EXERCISE AIM: Copy out each line below that has the word "Needs" in it.

EXERCISE MATERIALS:
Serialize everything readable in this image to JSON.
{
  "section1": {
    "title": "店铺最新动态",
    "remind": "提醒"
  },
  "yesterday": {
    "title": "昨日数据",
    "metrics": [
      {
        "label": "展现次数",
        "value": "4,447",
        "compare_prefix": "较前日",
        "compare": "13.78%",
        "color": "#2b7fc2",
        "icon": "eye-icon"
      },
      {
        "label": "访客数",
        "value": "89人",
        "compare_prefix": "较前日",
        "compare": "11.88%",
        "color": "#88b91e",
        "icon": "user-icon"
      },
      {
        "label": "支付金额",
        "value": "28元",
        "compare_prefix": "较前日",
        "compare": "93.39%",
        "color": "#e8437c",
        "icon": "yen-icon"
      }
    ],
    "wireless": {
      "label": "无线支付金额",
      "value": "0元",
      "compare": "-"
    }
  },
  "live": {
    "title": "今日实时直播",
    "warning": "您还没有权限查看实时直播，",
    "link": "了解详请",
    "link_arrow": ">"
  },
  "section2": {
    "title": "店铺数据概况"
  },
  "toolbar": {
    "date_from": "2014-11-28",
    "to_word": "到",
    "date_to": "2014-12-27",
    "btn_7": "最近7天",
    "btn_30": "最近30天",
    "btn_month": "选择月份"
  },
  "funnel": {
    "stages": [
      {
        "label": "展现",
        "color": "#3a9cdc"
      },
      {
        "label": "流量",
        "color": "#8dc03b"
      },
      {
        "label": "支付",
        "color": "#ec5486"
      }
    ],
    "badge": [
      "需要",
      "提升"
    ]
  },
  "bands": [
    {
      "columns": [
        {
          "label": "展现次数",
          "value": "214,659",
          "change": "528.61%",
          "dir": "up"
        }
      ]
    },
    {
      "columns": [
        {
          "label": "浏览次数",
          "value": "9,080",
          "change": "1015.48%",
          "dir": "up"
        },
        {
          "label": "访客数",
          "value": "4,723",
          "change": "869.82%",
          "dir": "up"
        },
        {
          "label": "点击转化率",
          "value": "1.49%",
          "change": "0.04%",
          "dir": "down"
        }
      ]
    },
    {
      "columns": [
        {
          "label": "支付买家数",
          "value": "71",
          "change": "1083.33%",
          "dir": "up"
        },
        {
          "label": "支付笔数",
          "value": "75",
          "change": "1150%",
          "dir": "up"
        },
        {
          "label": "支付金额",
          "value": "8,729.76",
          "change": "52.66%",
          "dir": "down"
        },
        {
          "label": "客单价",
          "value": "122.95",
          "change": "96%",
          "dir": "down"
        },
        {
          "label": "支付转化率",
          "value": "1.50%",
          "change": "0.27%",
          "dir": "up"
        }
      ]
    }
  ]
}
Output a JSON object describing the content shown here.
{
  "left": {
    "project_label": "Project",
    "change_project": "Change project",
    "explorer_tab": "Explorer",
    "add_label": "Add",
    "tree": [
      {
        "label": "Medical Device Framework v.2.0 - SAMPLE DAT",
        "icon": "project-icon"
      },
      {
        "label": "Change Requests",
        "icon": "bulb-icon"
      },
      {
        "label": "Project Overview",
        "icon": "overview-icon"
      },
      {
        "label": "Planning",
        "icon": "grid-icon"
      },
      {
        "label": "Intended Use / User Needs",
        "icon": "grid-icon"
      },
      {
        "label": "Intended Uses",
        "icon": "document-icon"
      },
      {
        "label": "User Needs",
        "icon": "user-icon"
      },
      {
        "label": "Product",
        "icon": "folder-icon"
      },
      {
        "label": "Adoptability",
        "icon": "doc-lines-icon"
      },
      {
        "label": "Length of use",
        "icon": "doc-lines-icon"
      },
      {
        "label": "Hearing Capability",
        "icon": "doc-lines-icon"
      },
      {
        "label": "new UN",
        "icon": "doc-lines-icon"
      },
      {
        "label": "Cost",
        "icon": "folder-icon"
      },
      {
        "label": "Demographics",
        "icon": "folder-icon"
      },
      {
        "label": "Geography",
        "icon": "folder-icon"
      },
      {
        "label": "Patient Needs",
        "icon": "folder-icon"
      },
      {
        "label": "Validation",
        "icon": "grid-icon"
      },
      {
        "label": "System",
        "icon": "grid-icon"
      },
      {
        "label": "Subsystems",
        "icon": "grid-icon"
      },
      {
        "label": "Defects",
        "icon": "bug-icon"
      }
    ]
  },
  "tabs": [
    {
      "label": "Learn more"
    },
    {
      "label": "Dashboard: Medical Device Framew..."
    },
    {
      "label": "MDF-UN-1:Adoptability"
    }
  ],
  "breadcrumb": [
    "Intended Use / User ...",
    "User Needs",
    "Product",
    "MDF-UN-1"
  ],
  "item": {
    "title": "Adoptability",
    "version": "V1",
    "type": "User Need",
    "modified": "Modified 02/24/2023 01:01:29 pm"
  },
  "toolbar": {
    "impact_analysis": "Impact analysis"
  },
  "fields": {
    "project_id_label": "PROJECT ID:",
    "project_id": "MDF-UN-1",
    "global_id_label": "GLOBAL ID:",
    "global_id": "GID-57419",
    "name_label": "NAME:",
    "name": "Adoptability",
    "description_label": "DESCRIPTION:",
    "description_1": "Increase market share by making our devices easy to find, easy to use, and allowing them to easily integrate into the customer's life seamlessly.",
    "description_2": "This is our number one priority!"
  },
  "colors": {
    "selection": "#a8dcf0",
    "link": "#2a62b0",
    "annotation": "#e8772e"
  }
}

RESPONSE BOX:
        "label": "Intended Use / User Needs",
        "label": "User Needs",
        "label": "Patient Needs",
    "User Needs",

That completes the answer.